Task to carry out:
Find how many lines in the material hold the word "Support", then state that number and nothing more.

Supplied data:
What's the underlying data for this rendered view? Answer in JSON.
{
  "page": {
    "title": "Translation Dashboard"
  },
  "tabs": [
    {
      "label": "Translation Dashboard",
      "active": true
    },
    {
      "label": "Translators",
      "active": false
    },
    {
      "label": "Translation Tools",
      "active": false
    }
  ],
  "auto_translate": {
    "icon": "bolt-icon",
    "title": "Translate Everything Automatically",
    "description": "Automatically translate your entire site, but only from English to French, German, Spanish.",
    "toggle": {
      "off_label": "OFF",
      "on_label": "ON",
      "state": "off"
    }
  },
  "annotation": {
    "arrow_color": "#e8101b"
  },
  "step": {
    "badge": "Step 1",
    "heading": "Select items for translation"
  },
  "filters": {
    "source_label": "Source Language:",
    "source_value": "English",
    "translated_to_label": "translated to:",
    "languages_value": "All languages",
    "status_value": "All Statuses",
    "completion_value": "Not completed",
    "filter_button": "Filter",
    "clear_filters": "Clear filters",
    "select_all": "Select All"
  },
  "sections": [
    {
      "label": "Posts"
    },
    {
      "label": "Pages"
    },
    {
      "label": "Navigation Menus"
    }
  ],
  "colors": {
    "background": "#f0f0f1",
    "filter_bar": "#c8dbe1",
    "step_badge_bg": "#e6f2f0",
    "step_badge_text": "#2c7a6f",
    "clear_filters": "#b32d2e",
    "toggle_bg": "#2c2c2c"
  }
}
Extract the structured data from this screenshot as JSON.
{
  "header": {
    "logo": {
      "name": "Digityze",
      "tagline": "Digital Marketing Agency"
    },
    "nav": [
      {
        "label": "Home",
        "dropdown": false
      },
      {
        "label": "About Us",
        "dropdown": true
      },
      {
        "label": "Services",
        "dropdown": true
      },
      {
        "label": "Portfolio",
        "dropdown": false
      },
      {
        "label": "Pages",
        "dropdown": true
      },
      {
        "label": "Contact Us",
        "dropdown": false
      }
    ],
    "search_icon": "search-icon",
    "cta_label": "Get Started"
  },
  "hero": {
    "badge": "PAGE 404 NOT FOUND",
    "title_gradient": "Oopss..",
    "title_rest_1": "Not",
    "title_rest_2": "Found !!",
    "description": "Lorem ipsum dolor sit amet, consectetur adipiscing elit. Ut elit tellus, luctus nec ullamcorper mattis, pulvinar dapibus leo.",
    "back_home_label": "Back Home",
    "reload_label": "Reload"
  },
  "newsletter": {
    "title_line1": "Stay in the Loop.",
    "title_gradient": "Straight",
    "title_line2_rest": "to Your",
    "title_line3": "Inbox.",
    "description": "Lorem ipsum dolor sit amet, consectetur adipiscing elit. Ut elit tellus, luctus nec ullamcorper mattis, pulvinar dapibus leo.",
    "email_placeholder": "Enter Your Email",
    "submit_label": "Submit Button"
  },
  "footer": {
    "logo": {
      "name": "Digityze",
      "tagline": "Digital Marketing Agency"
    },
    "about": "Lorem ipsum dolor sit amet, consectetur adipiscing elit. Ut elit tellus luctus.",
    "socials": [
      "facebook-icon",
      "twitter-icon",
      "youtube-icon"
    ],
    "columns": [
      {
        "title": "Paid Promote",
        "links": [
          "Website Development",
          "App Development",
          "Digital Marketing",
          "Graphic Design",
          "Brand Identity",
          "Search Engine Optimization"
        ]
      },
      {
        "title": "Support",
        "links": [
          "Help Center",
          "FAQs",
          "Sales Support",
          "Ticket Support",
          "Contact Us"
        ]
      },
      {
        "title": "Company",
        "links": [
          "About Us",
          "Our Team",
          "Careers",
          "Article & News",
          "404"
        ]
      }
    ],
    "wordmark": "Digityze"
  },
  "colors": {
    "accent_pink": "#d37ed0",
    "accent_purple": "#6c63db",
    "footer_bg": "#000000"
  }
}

Output:
3